Alghad Press quoted Mohamed al-Bayati, chairman of the security committee of Nineveh council, saying that “truck owners have been transferring war remnants from the province to Kurdistan Region”, urging authorities to investigate the issue.
The website quoted a security source in the province saying that “Kurdish businessmen take those remnants for unknown reasons after agreement with the local government and some senior officers”.
On Wednesday, Pehr Lodhammar, a senior official at the United Nation’s Mine Action Service (UNMAS) two-thirds of explosives used in the war against Islamic State militants in Nineveh’s Mosul were thought to be buried under debris.
In 2017, UNMAS said it removed 45,000 explosive remnants and 750 improvised explosive devices (IEDs) across Iraq, including over 25,000 in western Mosul alone.

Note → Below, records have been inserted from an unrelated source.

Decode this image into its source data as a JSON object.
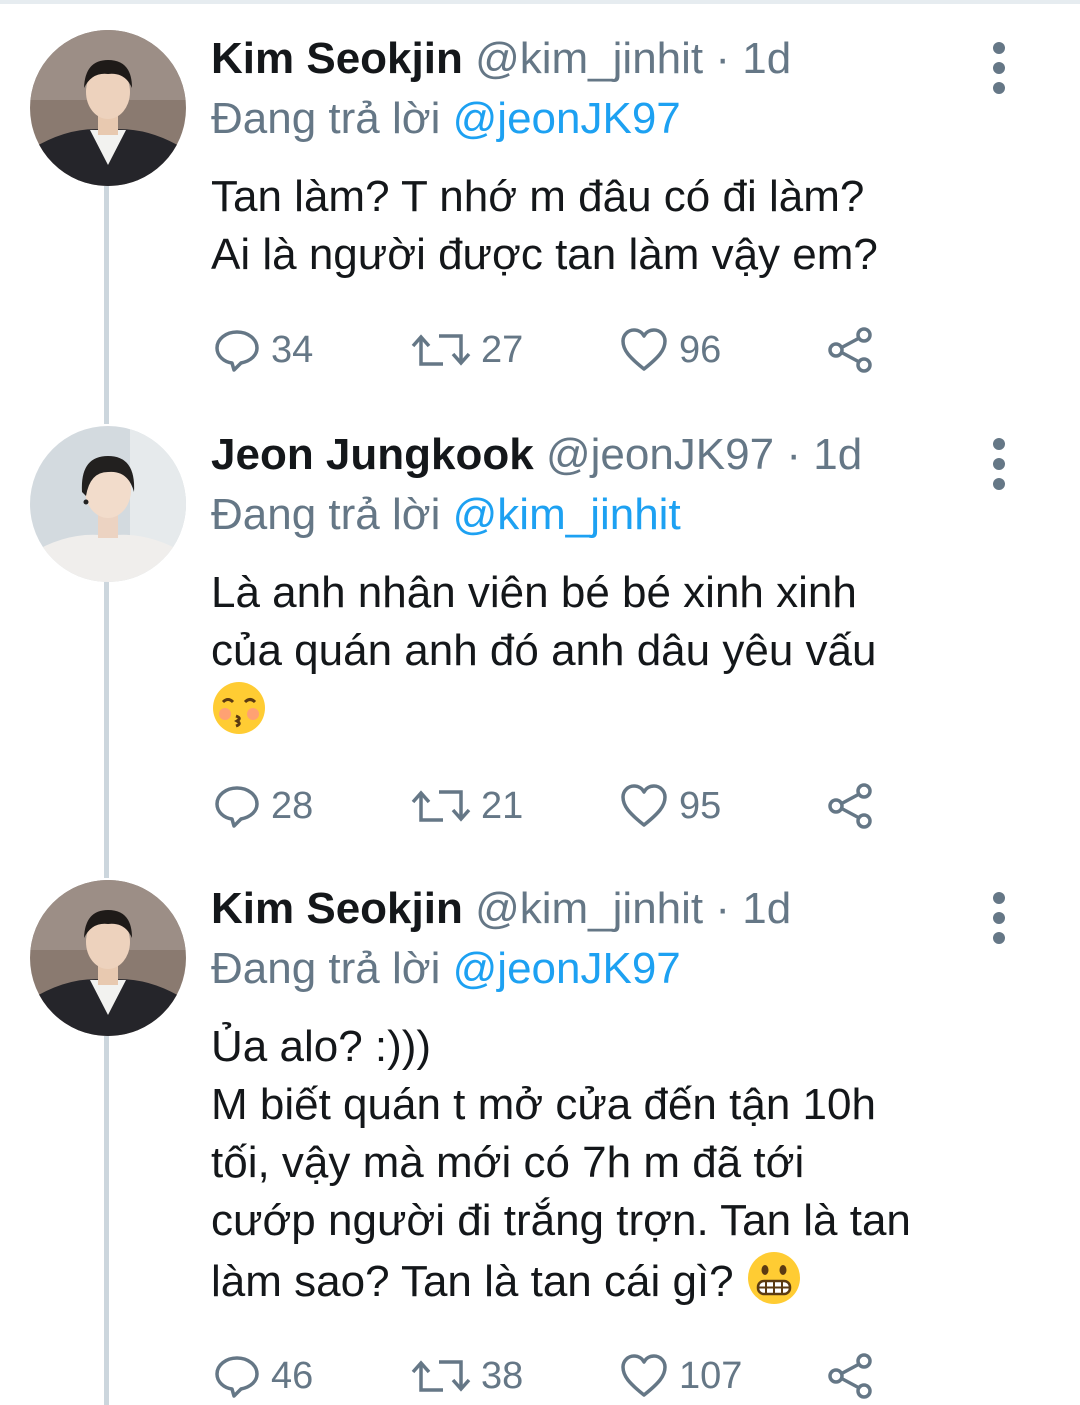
{
  "tweets": [
    {
      "name": "Kim Seokjin",
      "handle": "@kim_jinhit",
      "dot": "·",
      "time": "1d",
      "reply_prefix": "Đang trả lời",
      "reply_to": "@jeonJK97",
      "lines": [
        "Tan làm? T nhớ m đâu có đi làm?",
        "Ai là người được tan làm vậy em?"
      ],
      "reply_count": "34",
      "retweet_count": "27",
      "like_count": "96"
    },
    {
      "name": "Jeon Jungkook",
      "handle": "@jeonJK97",
      "dot": "·",
      "time": "1d",
      "reply_prefix": "Đang trả lời",
      "reply_to": "@kim_jinhit",
      "lines": [
        "Là anh nhân viên bé bé xinh xinh",
        "của quán anh đó anh dâu yêu vấu"
      ],
      "emoji": "kissing-face-emoji",
      "reply_count": "28",
      "retweet_count": "21",
      "like_count": "95"
    },
    {
      "name": "Kim Seokjin",
      "handle": "@kim_jinhit",
      "dot": "·",
      "time": "1d",
      "reply_prefix": "Đang trả lời",
      "reply_to": "@jeonJK97",
      "lines": [
        "Ủa alo? :)))",
        "M biết quán t mở cửa đến tận 10h",
        "tối, vậy mà mới có 7h m đã tới",
        "cướp người đi trắng trợn. Tan là tan",
        "làm sao? Tan là tan cái gì?"
      ],
      "emoji": "grimacing-face-emoji",
      "reply_count": "46",
      "retweet_count": "38",
      "like_count": "107"
    }
  ],
  "colors": {
    "text": "#14171a",
    "secondary": "#657786",
    "link": "#1da1f2",
    "thread": "#ccd6dd"
  }
}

Several civilians have been killed or wounded when unexploded devices went off at areas retaken from IS over the past months.
Iraqi and Kurdish forces engaged in a military standoff last October when the Iraqi government decided to take over territories disputed with Kurdistan Regional Government in response to an independence poll run by the region a few weeks earlier. The Iraqi campaign ended with taking over oil fields and government facilities at disputed areas.